Extracted data entries
--- --- ---
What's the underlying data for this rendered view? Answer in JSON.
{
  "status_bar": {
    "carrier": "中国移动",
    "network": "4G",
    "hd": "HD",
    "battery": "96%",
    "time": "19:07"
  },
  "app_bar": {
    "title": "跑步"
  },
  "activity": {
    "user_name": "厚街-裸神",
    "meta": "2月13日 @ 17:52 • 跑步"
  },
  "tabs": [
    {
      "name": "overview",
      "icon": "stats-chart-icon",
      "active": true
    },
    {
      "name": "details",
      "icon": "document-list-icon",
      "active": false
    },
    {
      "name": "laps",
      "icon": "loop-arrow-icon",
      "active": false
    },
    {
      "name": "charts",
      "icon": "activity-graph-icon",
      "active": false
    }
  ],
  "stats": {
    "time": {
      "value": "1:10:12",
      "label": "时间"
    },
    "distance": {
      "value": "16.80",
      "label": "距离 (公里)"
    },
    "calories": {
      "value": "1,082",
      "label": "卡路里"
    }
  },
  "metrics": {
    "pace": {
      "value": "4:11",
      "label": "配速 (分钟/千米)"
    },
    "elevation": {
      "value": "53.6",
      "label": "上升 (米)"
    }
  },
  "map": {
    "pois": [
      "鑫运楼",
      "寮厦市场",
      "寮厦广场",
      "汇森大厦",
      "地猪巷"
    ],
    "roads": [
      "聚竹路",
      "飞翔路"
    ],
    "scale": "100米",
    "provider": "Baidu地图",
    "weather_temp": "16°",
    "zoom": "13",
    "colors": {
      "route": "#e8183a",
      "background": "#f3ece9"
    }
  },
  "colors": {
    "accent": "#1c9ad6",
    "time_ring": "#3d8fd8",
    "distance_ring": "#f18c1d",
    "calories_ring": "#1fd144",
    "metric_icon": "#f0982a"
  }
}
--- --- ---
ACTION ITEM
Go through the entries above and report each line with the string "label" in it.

SOLUTION FOR THIS EXERCISE
      "label": "时间"
      "label": "距离 (公里)"
      "label": "卡路里"
      "label": "配速 (分钟/千米)"
      "label": "上升 (米)"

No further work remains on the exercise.